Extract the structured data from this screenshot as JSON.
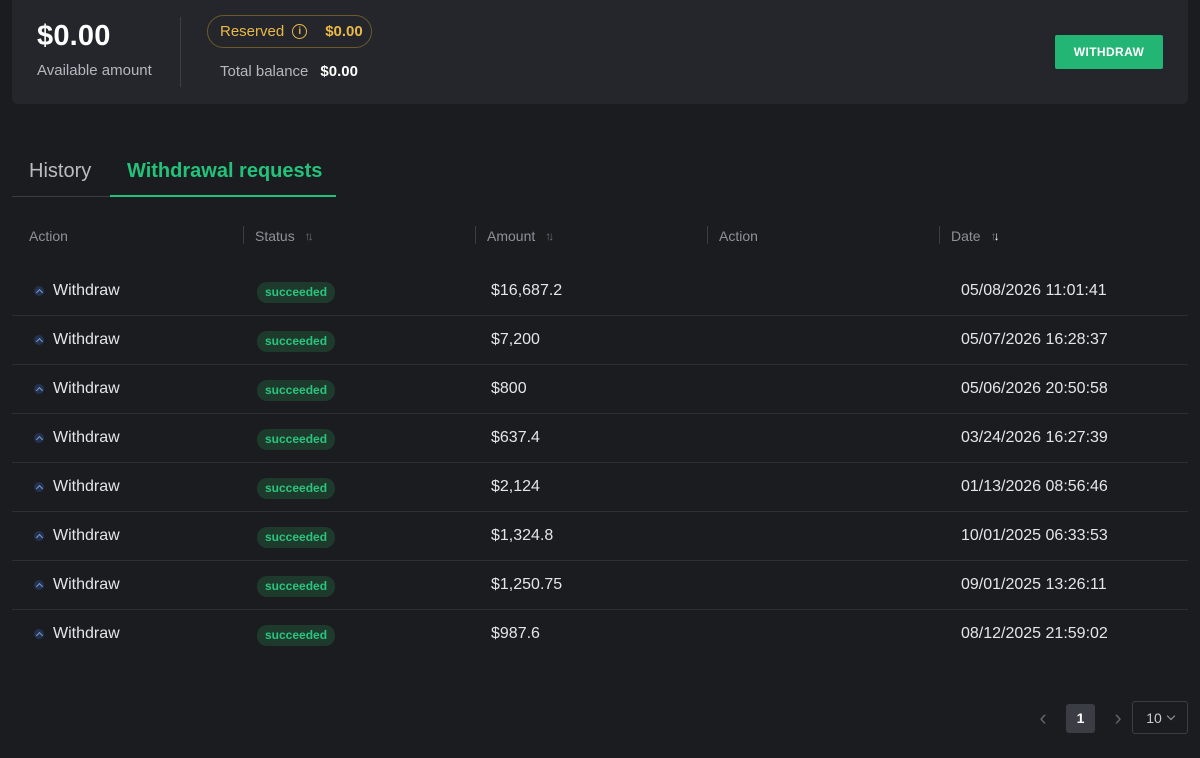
{
  "balance": {
    "available_amount": "$0.00",
    "available_label": "Available amount",
    "reserved_label": "Reserved",
    "reserved_value": "$0.00",
    "total_label": "Total balance",
    "total_value": "$0.00",
    "withdraw_button": "WITHDRAW"
  },
  "tabs": {
    "history": "History",
    "withdrawal_requests": "Withdrawal requests",
    "active": "withdrawal_requests"
  },
  "table": {
    "headers": [
      "Action",
      "Status",
      "Amount",
      "Action",
      "Date"
    ],
    "rows": [
      {
        "action": "Withdraw",
        "status": "succeeded",
        "amount": "$16,687.2",
        "date": "05/08/2026 11:01:41"
      },
      {
        "action": "Withdraw",
        "status": "succeeded",
        "amount": "$7,200",
        "date": "05/07/2026 16:28:37"
      },
      {
        "action": "Withdraw",
        "status": "succeeded",
        "amount": "$800",
        "date": "05/06/2026 20:50:58"
      },
      {
        "action": "Withdraw",
        "status": "succeeded",
        "amount": "$637.4",
        "date": "03/24/2026 16:27:39"
      },
      {
        "action": "Withdraw",
        "status": "succeeded",
        "amount": "$2,124",
        "date": "01/13/2026 08:56:46"
      },
      {
        "action": "Withdraw",
        "status": "succeeded",
        "amount": "$1,324.8",
        "date": "10/01/2025 06:33:53"
      },
      {
        "action": "Withdraw",
        "status": "succeeded",
        "amount": "$1,250.75",
        "date": "09/01/2025 13:26:11"
      },
      {
        "action": "Withdraw",
        "status": "succeeded",
        "amount": "$987.6",
        "date": "08/12/2025 21:59:02"
      }
    ]
  },
  "pagination": {
    "current_page": "1",
    "page_size": "10"
  },
  "colors": {
    "background": "#1a1c20",
    "card": "#24262b",
    "accent_green": "#22c27a",
    "reserved_gold": "#e9b949"
  },
  "icons": {
    "reserved_info": "info-icon",
    "row_action": "arrow-up-icon",
    "sort": "sort-icon",
    "prev": "chevron-left-icon",
    "next": "chevron-right-icon",
    "page_size": "chevron-down-icon"
  }
}
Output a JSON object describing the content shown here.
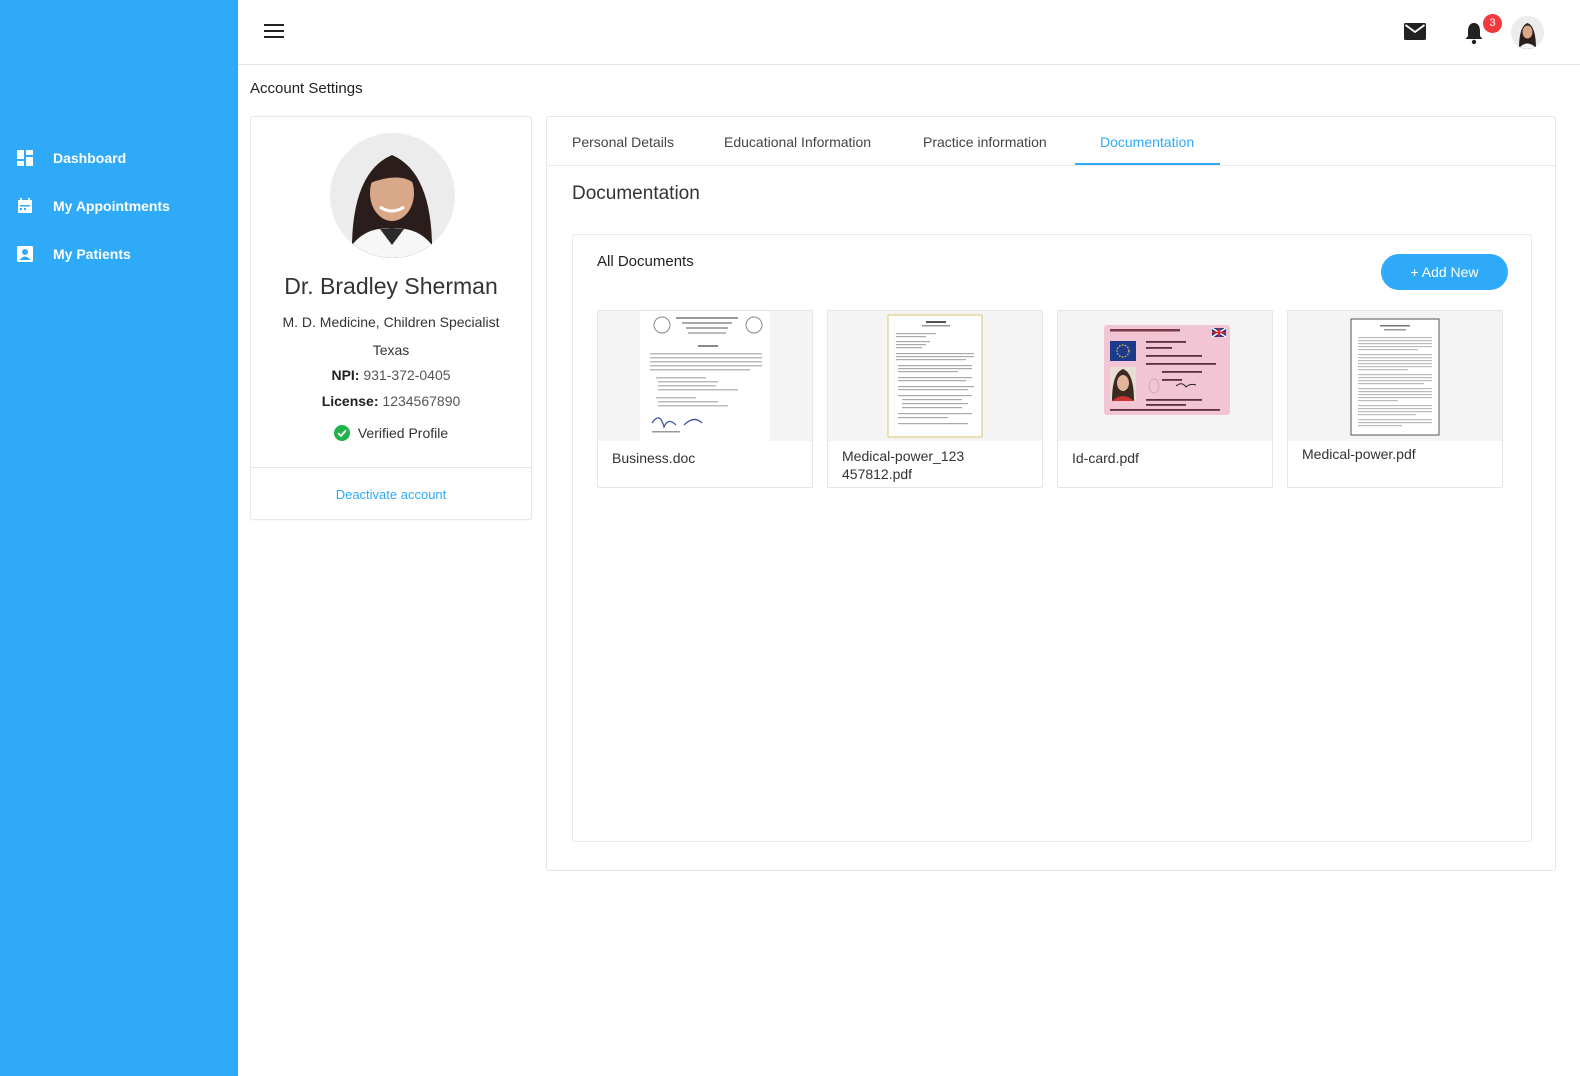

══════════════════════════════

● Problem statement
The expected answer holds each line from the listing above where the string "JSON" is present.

● Expected answer
Extract the structured data from this screenshot as JSON.
Output a JSON object describing the content shown here.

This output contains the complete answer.